Material for the task section start
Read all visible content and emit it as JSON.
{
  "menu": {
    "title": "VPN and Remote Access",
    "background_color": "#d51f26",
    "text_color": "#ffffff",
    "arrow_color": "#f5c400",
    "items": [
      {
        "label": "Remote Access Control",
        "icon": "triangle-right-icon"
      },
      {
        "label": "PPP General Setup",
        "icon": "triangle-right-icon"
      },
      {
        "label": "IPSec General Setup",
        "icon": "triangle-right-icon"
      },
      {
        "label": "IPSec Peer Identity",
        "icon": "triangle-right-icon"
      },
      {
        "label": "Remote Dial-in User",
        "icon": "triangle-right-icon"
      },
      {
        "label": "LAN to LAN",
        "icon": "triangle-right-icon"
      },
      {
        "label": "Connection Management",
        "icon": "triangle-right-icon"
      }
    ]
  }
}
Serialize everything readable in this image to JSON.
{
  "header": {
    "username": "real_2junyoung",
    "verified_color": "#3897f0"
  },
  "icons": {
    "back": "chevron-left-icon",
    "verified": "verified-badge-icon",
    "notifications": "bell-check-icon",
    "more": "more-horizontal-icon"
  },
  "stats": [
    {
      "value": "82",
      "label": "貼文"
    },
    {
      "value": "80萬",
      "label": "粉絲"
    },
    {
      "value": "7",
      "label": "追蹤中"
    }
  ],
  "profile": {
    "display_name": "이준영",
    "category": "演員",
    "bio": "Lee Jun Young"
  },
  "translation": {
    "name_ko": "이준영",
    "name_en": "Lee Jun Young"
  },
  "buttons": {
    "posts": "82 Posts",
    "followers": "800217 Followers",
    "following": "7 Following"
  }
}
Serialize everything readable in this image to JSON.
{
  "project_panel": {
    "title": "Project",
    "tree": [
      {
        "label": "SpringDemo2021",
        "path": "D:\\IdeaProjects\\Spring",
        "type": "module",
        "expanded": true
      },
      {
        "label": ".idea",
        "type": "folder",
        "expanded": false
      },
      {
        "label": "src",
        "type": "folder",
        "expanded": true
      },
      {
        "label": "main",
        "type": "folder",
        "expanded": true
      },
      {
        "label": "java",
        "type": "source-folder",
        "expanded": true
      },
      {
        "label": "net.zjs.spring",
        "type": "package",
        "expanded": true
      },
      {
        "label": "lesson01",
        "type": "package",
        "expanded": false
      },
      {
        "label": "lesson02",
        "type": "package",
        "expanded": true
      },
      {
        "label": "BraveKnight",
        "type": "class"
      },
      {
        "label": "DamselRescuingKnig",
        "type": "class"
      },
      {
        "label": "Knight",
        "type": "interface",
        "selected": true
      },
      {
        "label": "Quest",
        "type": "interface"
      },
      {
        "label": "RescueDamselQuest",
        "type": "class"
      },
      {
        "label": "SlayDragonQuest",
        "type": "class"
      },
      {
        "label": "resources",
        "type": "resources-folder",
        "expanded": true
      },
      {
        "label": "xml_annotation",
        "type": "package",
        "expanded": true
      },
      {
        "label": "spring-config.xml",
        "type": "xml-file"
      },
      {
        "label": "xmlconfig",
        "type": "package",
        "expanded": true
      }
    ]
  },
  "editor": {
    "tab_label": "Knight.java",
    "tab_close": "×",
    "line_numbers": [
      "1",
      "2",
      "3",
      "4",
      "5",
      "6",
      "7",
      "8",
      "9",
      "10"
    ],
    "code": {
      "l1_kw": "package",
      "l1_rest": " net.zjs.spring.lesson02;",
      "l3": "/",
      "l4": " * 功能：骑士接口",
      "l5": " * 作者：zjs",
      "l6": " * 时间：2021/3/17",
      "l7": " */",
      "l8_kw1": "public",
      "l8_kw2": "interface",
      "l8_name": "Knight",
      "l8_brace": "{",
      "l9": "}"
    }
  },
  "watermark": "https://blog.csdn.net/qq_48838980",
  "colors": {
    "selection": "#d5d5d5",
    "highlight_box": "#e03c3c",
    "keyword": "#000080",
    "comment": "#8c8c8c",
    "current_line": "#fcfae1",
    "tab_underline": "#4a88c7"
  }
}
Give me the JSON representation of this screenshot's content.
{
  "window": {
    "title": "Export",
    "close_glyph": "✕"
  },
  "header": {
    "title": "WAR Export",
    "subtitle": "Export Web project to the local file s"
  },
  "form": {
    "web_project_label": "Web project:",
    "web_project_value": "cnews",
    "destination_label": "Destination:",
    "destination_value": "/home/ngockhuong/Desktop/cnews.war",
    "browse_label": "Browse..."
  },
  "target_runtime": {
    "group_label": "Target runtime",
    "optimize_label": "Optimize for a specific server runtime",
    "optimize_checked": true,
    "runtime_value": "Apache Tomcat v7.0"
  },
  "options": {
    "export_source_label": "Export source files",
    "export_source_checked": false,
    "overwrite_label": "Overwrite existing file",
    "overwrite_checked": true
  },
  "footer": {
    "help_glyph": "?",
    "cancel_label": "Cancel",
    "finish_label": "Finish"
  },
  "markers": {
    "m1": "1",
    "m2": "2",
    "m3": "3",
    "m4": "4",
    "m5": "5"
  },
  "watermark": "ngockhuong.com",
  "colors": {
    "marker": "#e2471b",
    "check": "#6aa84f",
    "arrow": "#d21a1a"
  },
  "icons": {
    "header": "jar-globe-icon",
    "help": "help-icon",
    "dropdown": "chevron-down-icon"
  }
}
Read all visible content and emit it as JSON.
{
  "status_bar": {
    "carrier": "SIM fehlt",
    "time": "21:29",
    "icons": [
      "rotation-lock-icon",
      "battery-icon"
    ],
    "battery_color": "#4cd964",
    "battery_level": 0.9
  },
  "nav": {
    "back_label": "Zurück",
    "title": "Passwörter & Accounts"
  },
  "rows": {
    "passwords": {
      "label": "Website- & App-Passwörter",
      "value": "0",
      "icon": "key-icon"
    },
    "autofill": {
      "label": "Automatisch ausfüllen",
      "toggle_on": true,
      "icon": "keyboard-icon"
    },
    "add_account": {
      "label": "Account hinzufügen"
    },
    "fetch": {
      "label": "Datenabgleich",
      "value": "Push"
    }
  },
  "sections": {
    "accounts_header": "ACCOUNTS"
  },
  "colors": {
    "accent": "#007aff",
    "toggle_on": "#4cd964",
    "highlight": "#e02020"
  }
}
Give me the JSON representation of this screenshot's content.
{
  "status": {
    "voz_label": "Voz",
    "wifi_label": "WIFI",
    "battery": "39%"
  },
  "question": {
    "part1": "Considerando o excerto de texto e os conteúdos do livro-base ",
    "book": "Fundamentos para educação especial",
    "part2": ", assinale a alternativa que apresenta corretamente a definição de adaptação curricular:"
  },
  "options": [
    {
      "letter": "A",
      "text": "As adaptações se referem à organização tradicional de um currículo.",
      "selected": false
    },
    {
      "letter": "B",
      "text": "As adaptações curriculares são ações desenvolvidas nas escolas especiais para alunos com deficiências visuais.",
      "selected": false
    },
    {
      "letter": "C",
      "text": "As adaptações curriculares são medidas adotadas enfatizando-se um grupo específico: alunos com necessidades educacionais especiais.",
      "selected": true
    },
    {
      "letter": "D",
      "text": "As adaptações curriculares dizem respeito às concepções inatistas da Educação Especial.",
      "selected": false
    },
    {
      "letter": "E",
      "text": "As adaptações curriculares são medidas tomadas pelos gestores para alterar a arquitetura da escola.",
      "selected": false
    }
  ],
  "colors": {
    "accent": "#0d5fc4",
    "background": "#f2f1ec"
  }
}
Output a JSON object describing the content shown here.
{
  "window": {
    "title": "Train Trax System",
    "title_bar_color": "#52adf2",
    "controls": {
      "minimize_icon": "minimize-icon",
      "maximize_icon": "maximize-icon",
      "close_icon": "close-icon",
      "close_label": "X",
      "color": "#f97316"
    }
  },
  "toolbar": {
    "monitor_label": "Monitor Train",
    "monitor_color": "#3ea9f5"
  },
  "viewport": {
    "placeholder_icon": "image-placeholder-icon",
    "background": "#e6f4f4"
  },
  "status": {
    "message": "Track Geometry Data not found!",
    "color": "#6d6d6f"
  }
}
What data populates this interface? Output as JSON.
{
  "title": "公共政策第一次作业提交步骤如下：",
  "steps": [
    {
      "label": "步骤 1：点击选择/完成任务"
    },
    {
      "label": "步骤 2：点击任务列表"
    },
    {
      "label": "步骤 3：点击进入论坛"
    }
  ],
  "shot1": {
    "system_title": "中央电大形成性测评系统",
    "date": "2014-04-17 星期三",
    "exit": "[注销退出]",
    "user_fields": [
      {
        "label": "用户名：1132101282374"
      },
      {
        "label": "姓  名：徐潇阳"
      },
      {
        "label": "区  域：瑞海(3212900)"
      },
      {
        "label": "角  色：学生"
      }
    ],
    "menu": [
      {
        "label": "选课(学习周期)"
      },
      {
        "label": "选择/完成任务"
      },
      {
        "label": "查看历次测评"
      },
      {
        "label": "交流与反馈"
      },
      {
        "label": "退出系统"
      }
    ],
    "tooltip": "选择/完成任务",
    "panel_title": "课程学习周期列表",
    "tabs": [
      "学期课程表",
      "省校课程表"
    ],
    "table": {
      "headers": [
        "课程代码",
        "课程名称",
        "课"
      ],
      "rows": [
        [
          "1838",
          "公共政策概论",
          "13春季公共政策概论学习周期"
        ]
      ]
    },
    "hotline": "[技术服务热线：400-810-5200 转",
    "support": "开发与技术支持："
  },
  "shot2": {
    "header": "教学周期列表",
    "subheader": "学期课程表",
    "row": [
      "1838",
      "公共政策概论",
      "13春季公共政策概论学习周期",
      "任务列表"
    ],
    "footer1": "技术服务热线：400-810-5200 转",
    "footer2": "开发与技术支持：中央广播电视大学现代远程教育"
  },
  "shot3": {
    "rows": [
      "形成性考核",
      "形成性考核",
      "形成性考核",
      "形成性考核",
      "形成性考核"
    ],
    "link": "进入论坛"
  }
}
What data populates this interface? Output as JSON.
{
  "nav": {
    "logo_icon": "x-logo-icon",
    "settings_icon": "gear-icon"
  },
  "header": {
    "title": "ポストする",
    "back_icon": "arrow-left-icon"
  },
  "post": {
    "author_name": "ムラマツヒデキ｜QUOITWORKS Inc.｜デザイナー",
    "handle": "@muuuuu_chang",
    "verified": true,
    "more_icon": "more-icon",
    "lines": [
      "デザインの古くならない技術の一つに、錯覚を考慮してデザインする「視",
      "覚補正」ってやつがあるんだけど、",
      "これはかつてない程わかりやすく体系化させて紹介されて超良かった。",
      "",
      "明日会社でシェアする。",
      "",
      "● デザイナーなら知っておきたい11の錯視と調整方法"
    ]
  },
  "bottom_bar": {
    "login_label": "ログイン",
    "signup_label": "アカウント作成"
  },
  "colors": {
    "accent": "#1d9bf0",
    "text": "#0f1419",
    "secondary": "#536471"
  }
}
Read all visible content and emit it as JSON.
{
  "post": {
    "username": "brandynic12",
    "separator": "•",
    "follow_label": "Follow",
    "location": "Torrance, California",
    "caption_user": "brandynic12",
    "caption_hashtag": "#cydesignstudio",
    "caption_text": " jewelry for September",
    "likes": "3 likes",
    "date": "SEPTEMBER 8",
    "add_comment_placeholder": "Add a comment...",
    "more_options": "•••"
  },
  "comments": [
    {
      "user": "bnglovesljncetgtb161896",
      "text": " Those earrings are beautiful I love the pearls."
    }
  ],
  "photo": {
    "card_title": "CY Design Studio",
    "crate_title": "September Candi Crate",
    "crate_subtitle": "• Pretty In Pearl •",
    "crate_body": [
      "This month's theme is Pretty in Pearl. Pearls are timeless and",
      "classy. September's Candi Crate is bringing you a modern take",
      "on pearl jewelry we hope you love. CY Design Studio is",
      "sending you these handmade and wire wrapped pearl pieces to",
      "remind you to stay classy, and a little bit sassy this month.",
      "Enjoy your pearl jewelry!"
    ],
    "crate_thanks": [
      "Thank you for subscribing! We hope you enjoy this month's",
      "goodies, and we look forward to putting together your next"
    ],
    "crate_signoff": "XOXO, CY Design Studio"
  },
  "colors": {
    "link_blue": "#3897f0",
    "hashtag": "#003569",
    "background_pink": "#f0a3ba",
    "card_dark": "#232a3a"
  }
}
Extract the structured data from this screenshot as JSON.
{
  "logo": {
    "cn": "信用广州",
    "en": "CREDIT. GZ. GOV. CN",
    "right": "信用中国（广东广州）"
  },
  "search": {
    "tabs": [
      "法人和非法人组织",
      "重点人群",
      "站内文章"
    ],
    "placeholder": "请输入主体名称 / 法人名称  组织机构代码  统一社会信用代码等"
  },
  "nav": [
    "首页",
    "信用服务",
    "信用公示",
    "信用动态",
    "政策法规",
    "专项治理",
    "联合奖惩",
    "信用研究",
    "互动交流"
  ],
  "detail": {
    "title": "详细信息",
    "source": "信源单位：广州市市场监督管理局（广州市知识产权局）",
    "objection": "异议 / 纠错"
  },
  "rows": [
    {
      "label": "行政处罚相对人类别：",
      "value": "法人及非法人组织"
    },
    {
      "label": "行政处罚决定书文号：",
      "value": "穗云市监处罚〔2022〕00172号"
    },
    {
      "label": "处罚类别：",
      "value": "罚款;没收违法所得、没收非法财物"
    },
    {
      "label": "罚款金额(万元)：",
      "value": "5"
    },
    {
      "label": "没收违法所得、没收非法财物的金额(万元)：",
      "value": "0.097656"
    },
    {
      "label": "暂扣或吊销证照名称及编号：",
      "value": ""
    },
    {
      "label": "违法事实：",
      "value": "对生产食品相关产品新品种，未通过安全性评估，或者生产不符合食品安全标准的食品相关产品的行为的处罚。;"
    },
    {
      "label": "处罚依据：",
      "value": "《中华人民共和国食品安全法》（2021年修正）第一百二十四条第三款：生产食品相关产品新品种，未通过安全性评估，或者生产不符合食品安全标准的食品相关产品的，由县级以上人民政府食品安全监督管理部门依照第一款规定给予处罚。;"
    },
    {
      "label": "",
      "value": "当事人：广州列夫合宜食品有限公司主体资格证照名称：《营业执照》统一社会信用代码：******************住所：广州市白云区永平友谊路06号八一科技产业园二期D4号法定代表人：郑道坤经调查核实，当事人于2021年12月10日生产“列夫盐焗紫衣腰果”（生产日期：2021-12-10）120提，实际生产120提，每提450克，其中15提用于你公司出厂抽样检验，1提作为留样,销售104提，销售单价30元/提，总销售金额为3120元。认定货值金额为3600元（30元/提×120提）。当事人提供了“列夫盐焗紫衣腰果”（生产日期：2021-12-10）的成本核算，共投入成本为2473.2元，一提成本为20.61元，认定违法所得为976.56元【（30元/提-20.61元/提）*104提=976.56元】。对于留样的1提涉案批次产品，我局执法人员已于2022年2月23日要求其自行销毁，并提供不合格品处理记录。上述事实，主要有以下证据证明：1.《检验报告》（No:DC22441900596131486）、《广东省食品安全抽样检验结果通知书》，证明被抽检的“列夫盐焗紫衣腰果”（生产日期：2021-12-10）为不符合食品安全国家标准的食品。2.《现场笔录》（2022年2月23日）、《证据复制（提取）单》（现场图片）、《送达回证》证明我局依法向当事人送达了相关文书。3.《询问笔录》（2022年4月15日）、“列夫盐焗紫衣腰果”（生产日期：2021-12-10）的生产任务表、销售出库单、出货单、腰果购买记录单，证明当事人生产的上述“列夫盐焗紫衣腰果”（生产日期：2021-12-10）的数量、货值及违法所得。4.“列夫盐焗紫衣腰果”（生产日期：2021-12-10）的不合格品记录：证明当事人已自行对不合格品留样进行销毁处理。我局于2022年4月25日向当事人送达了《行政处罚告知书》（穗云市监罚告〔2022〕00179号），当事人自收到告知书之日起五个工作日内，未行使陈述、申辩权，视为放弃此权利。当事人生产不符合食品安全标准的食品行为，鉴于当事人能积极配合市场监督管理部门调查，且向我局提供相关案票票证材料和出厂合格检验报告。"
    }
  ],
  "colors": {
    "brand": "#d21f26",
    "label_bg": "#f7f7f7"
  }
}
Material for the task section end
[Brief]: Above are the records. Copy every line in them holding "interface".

[Result]:
        "type": "interface",
        "type": "interface"
      "l8_kw2": "interface",
What data populates this interface? Output as JSON.
What data populates this interface? Output as JSON.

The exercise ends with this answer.